■ **The problem**
Taking the listing below line by line, tally those that contain the string "What". Give the total alone.

[Opening Provided records section]

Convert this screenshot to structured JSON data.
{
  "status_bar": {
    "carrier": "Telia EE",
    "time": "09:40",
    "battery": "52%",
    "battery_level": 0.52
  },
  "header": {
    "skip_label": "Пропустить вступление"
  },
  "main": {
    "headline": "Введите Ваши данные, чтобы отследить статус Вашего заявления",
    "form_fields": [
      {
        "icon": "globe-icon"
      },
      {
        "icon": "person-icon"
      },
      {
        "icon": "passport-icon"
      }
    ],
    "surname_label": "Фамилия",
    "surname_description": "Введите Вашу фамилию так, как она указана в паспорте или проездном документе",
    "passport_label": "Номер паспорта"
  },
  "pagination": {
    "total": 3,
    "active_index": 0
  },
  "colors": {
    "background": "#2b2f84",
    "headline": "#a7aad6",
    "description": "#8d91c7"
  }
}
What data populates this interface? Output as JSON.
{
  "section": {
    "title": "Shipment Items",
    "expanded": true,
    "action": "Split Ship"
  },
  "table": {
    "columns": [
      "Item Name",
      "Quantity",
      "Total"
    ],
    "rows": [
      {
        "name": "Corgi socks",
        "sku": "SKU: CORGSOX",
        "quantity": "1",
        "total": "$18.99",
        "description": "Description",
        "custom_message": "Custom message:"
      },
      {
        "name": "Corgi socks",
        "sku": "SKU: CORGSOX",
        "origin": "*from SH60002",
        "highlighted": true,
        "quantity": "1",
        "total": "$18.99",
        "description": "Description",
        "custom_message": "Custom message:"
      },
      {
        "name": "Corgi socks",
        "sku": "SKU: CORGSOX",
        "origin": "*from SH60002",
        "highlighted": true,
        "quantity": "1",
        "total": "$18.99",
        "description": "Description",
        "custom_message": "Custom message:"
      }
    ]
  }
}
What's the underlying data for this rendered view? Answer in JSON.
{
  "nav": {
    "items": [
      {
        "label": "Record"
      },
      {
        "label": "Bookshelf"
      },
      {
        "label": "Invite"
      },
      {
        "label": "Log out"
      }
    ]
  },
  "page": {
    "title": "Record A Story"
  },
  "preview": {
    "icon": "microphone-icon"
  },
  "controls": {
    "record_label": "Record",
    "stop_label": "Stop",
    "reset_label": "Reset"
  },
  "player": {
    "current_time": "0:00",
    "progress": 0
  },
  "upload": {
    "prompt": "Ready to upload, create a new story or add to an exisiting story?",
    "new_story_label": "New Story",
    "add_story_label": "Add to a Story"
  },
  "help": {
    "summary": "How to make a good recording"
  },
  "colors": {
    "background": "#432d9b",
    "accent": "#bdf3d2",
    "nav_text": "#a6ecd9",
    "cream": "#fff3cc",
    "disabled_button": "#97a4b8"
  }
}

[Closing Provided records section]

■ **Response area**
2